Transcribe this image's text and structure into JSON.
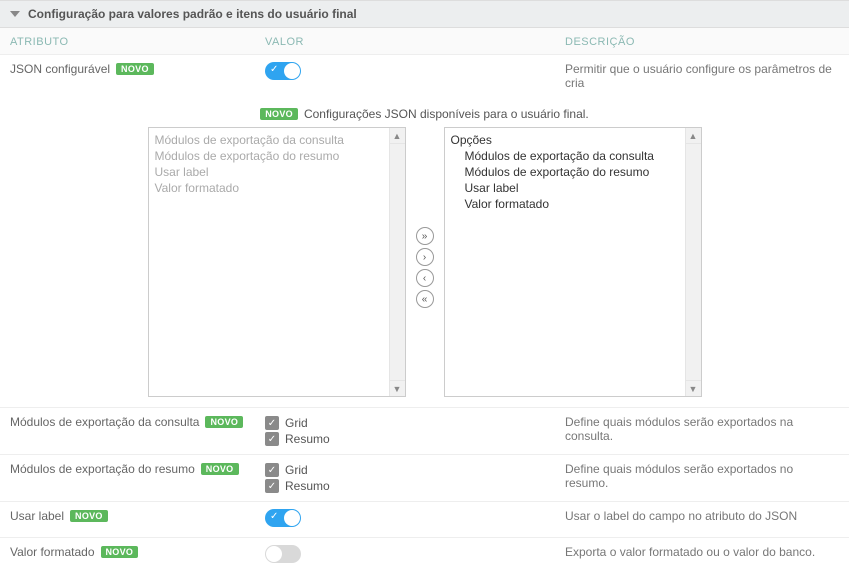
{
  "section_title": "Configuração para valores padrão e itens do usuário final",
  "headers": {
    "attr": "ATRIBUTO",
    "val": "VALOR",
    "desc": "DESCRIÇÃO"
  },
  "badge_novo": "NOVO",
  "rows": {
    "json_config": {
      "label": "JSON configurável",
      "toggle_on": true,
      "desc": "Permitir que o usuário configure os parâmetros de cria"
    },
    "exp_consulta": {
      "label": "Módulos de exportação da consulta",
      "opts": {
        "grid": "Grid",
        "resumo": "Resumo"
      },
      "desc": "Define quais módulos serão exportados na consulta."
    },
    "exp_resumo": {
      "label": "Módulos de exportação do resumo",
      "opts": {
        "grid": "Grid",
        "resumo": "Resumo"
      },
      "desc": "Define quais módulos serão exportados no resumo."
    },
    "usar_label": {
      "label": "Usar label",
      "toggle_on": true,
      "desc": "Usar o label do campo no atributo do JSON"
    },
    "valor_formatado": {
      "label": "Valor formatado",
      "toggle_on": false,
      "desc": "Exporta o valor formatado ou o valor do banco."
    }
  },
  "info_text": "Configurações JSON disponíveis para o usuário final.",
  "left_items": [
    "Módulos de exportação da consulta",
    "Módulos de exportação do resumo",
    "Usar label",
    "Valor formatado"
  ],
  "right_root": "Opções",
  "right_items": [
    "Módulos de exportação da consulta",
    "Módulos de exportação do resumo",
    "Usar label",
    "Valor formatado"
  ]
}
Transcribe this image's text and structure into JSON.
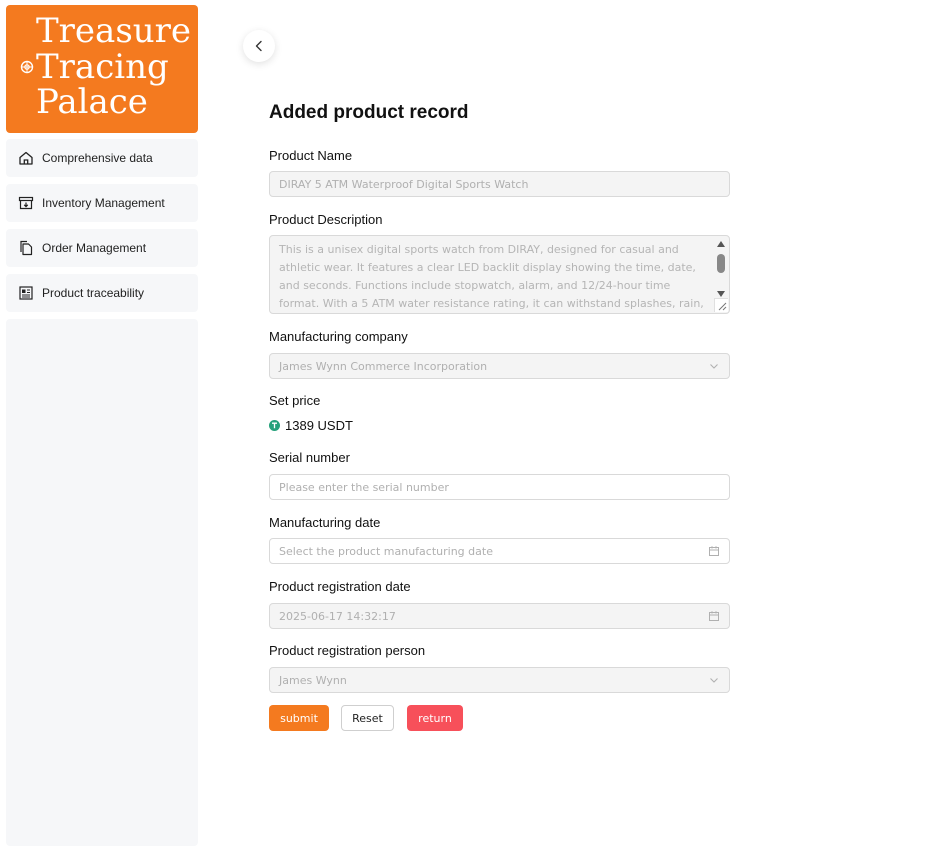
{
  "logo": {
    "line1": "Treasure",
    "line2": "Tracing",
    "line3": "Palace"
  },
  "sidebar": {
    "items": [
      {
        "label": "Comprehensive data",
        "icon": "home-icon"
      },
      {
        "label": "Inventory Management",
        "icon": "inventory-box-icon"
      },
      {
        "label": "Order Management",
        "icon": "documents-icon"
      },
      {
        "label": "Product traceability",
        "icon": "news-icon"
      }
    ]
  },
  "page": {
    "title": "Added product record"
  },
  "form": {
    "product_name": {
      "label": "Product Name",
      "value": "DIRAY 5 ATM Waterproof Digital Sports Watch"
    },
    "product_description": {
      "label": "Product Description",
      "value": "This is a unisex digital sports watch from DIRAY, designed for casual and athletic wear. It features a clear LED backlit display showing the time, date, and seconds. Functions include stopwatch, alarm, and 12/24-hour time format. With a 5 ATM water resistance rating, it can withstand splashes, rain, and brief immersion in water but is not suitable"
    },
    "manufacturing_company": {
      "label": "Manufacturing company",
      "value": "James Wynn Commerce Incorporation"
    },
    "set_price": {
      "label": "Set price",
      "value": "1389 USDT"
    },
    "serial_number": {
      "label": "Serial number",
      "placeholder": "Please enter the serial number"
    },
    "manufacturing_date": {
      "label": "Manufacturing date",
      "placeholder": "Select the product manufacturing date"
    },
    "registration_date": {
      "label": "Product registration date",
      "value": "2025-06-17 14:32:17"
    },
    "registration_person": {
      "label": "Product registration person",
      "value": "James Wynn"
    }
  },
  "buttons": {
    "submit": "submit",
    "reset": "Reset",
    "return": "return"
  },
  "colors": {
    "brand_orange": "#f47a1f",
    "danger_red": "#f7505a",
    "usdt_green": "#26a17b"
  }
}
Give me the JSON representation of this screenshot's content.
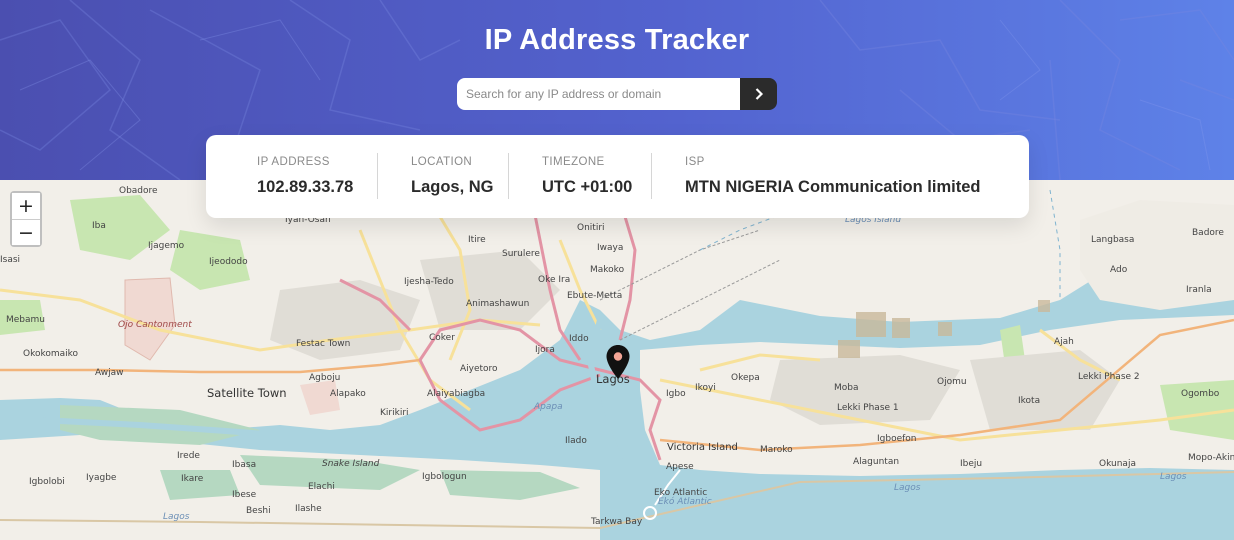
{
  "header": {
    "title": "IP Address Tracker"
  },
  "search": {
    "placeholder": "Search for any IP address or domain",
    "value": "",
    "submit_icon": "chevron-right-icon"
  },
  "info": {
    "ip": {
      "label": "IP ADDRESS",
      "value": "102.89.33.78"
    },
    "location": {
      "label": "LOCATION",
      "value": "Lagos, NG"
    },
    "timezone": {
      "label": "TIMEZONE",
      "value": "UTC +01:00"
    },
    "isp": {
      "label": "ISP",
      "value": "MTN NIGERIA Communication limited"
    }
  },
  "map": {
    "zoom_in": "+",
    "zoom_out": "−",
    "marker_icon": "location-pin-icon",
    "water_color": "#aad3df",
    "land_color": "#f2efe9",
    "labels": {
      "obadore": "Obadore",
      "iba": "Iba",
      "ijegemo": "Ijagemo",
      "isasi": "Isasi",
      "ijeododo": "Ijeododo",
      "iyan_osan": "Iyan-Osan",
      "itire": "Itire",
      "surulere": "Surulere",
      "onitiri": "Onitiri",
      "iwaya": "Iwaya",
      "lagos_island_top": "Lagos Island",
      "langbasa": "Langbasa",
      "badore": "Badore",
      "ado": "Ado",
      "iranla": "Iranla",
      "oke_ira": "Oke Ira",
      "makoko": "Makoko",
      "ijesha_tedo": "Ijesha-Tedo",
      "ebute_metta": "Ebute-Metta",
      "animashawun": "Animashawun",
      "mebamu": "Mebamu",
      "ojo_cantonment": "Ojo Cantonment",
      "okokomaiko": "Okokomaiko",
      "awjaw": "Awjaw",
      "festac_town": "Festac Town",
      "coker": "Coker",
      "ijora": "Ijora",
      "iddo": "Iddo",
      "aiyetoro": "Aiyetoro",
      "agboju": "Agboju",
      "satellite_town": "Satellite Town",
      "alapako": "Alapako",
      "alaiyabiagba": "Alaiyabiagba",
      "kirikiri": "Kirikiri",
      "apapa": "Apapa",
      "lagos": "Lagos",
      "igbo": "Igbo",
      "ikoyi": "Ikoyi",
      "okepa": "Okepa",
      "moba": "Moba",
      "ojomu": "Ojomu",
      "ajah": "Ajah",
      "lekki_phase_1": "Lekki Phase 1",
      "lekki_phase_2": "Lekki Phase 2",
      "ikota": "Ikota",
      "ogombo": "Ogombo",
      "ilado": "Ilado",
      "victoria_island": "Victoria Island",
      "maroko": "Maroko",
      "igboefon": "Igboefon",
      "alaguntan": "Alaguntan",
      "ibeju": "Ibeju",
      "okunaja": "Okunaja",
      "mopo_akin": "Mopo-Akin",
      "irede": "Irede",
      "ibasa": "Ibasa",
      "snake_island": "Snake Island",
      "igbolobi": "Igbolobi",
      "iyagbe": "Iyagbe",
      "ikare": "Ikare",
      "elachi": "Elachi",
      "igbologun": "Igbologun",
      "ibese": "Ibese",
      "apese": "Apese",
      "eko_atlantic": "Eko Atlantic",
      "eko_atlantic_alt": "Ekó Atlantic",
      "beshi": "Beshi",
      "ilashe": "Ilashe",
      "lagos_lagoon_sw": "Lagos",
      "lagos_lagoon_se": "Lagos",
      "lagos_lagoon_e": "Lagos",
      "tarkwa_bay": "Tarkwa Bay"
    }
  }
}
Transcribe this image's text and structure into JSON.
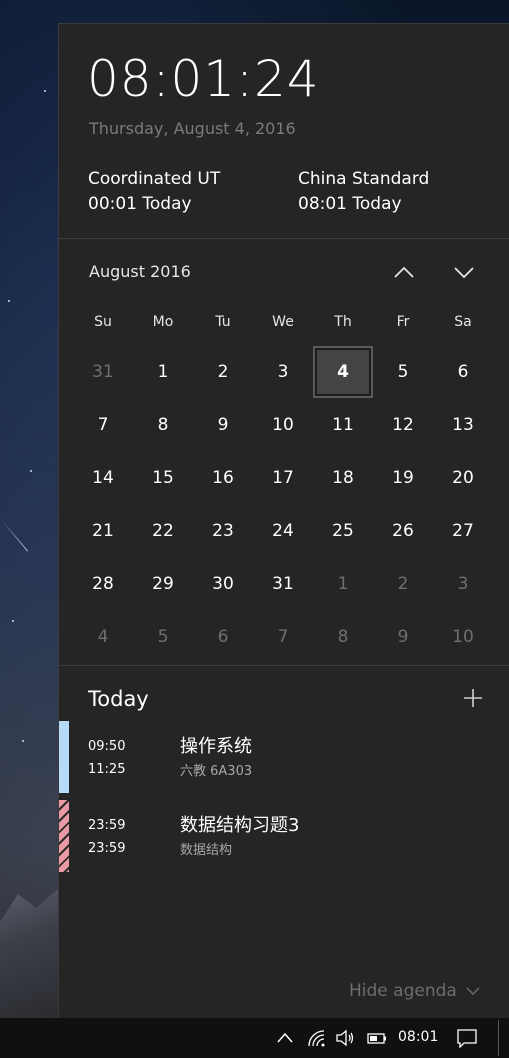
{
  "clock": {
    "time": "08:01:24",
    "date": "Thursday, August 4, 2016"
  },
  "timezones": [
    {
      "name": "Coordinated UT",
      "time": "00:01 Today"
    },
    {
      "name": "China Standard",
      "time": "08:01 Today"
    }
  ],
  "calendar": {
    "month_label": "August 2016",
    "weekdays": [
      "Su",
      "Mo",
      "Tu",
      "We",
      "Th",
      "Fr",
      "Sa"
    ],
    "weeks": [
      [
        "31",
        "1",
        "2",
        "3",
        "4",
        "5",
        "6"
      ],
      [
        "7",
        "8",
        "9",
        "10",
        "11",
        "12",
        "13"
      ],
      [
        "14",
        "15",
        "16",
        "17",
        "18",
        "19",
        "20"
      ],
      [
        "21",
        "22",
        "23",
        "24",
        "25",
        "26",
        "27"
      ],
      [
        "28",
        "29",
        "30",
        "31",
        "1",
        "2",
        "3"
      ],
      [
        "4",
        "5",
        "6",
        "7",
        "8",
        "9",
        "10"
      ]
    ],
    "selected_day": "4",
    "up_icon": "chevron-up-icon",
    "down_icon": "chevron-down-icon"
  },
  "agenda": {
    "title": "Today",
    "add_icon": "plus-icon",
    "events": [
      {
        "start": "09:50",
        "end": "11:25",
        "title": "操作系统",
        "location": "六教 6A303",
        "color": "#b7dbf7"
      },
      {
        "start": "23:59",
        "end": "23:59",
        "title": "数据结构习题3",
        "location": "数据结构",
        "color": "#e99aa5"
      }
    ],
    "hide_label": "Hide agenda"
  },
  "taskbar": {
    "clock": "08:01",
    "icons": [
      "chevron-up-icon",
      "wifi-icon",
      "volume-icon",
      "battery-icon",
      "action-center-icon"
    ]
  }
}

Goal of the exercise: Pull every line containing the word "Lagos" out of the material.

Answer for this exercise:
      "value": "Lagos, NG"
      "lagos_island_top": "Lagos Island",
      "lagos": "Lagos",
      "lagos_lagoon_sw": "Lagos",
      "lagos_lagoon_se": "Lagos",
      "lagos_lagoon_e": "Lagos",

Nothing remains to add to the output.